nav-left cat-right
cat-right

Families of Spinal Muscular Atrophy Funded Program Shows Quinazoline Compounds Give Survival Benefit in a Severe Mouse Model of SMA.

This publication, showing data from the testing of Quinazoline derivatives in a Spinal Muscular Atrophy mouse model, has been published in Human Molecular Genetics by lead author Dr. Matthew Butchbach from the laboratory of Dr. Arthur Burghes at the Ohio State University.

The generation of the Quinazoline compounds as a therapeutic drug candidate for Spinal Muscular Atrophy was fully funded by Families of SMA.

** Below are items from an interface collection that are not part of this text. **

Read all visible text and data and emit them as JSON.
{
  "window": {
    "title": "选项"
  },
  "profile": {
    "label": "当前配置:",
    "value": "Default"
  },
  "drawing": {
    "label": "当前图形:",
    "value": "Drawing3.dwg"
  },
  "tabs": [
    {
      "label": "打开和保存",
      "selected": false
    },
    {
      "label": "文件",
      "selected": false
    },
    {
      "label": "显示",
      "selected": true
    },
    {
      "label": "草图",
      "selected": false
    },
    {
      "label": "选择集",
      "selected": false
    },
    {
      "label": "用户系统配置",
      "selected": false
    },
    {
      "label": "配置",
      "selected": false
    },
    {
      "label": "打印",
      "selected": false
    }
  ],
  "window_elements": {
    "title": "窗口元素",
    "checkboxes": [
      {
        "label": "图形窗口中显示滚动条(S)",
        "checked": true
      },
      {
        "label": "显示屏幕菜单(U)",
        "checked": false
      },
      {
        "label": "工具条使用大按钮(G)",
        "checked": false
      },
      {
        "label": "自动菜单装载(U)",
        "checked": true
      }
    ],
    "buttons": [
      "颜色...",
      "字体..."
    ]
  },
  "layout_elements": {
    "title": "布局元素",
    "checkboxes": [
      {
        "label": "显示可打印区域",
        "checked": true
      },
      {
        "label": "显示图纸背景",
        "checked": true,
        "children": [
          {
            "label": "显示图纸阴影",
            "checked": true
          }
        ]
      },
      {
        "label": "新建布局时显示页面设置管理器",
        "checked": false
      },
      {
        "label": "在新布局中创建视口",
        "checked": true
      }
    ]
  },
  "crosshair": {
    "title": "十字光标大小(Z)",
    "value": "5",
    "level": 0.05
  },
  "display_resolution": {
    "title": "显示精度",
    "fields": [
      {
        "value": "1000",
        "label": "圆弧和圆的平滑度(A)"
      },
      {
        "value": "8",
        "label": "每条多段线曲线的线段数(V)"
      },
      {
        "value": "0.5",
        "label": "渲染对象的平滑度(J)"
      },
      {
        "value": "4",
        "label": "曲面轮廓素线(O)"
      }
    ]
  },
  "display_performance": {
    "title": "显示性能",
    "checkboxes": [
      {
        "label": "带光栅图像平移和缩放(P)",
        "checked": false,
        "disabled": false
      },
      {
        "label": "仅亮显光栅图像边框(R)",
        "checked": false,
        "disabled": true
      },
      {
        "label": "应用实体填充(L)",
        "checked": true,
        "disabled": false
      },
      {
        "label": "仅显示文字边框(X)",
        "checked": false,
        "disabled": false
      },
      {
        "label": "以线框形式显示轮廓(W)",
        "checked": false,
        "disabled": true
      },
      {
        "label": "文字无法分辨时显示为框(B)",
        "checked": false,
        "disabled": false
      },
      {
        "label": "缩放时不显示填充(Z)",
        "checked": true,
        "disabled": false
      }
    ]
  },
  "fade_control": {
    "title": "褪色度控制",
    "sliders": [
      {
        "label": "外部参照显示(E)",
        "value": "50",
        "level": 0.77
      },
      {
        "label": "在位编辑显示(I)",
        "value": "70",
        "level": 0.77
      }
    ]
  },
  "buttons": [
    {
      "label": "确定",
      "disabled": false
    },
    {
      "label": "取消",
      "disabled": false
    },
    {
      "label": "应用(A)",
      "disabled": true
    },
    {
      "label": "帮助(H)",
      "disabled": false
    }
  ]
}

The paper explores whether the Quinazoline compounds, which increase the expression of SMN2, are useful as potential therapeutics for SMA. Ultrahigh-throughput screening identified substituted Quinazolines as potent SMN2 inducers.  The drug-like properties of the initial screening hits were optimized through directed medicinal chemistry.  This resulted in series of C5-Quinazoline derivatives.

Oral administration of three of these compounds (D152344, D153249 and D156844) to neonatal mice resulted in a dose-dependent increase in Smn promoter activity in the central nervous system.  The authors then examined the effect of these compounds on the progression of disease in SMNDelta7 SMA mice.  Oral administration of D156844 significantly increased the mean lifespan of SMNDelta7 SMA mice by approximately 21-30% when given prior to motor neuron loss.  Overall the authors summarize that the quinazoline derivative D156844 increases SMN expression in neonatal mouse neural tissues, delays motor neuron loss at PND11, and ameliorates the motor phenotype of SMNDelta7 SMA mice.

“This is the first compound series to go from hit-to-preclinical candidate that shows favorable pharmacology in the nervous system and shows benefit to severe SMA mice.  This study shows that promising therapies for SMA can be developed”, said Matthew Butchbach, Ph.D., who is lead author on this publication.

“Families of SMA is pleased that the first test of this class of compounds in SMA mice shows potential therapeutic benefit.  The clinical lead in this series called Quinazoline495, which is a more optimized compound than those tested here, has also been assessed in this animal model with similar results, as well as tested in a slightly less severe mouse model of SMA, in which it showed marked enhancement of survival”, says Jill Jarecki, Ph.D., FSMA research director.

The lead compound Quinazoline495 recently received orphan drug designation from the FDA for the treatment of spinal muscular atrophy.  Please click here to read more.

Families of SMA recently licensed this series of compounds to Repligen Corporation for development as a drug treatment for Spinal Muscular Atrophy.

The full reference:

Butchbach ME, Singh J, Thornorsteinsdóttir M, Saieva L, Slominski E, Thurmond J, Andrésson T, Zhang J, Edwards JD, Simard LR, Pellizzoni L, Jarecki J, Burghes AH, Gurney ME. Effects of 2,4-diaminoquinazoline derivatives on SMN expression and phenotype in a mouse model for spinal muscular atrophy. (2009). Human Molecular Genetics, Epub ahead of print.

Source: fsma.org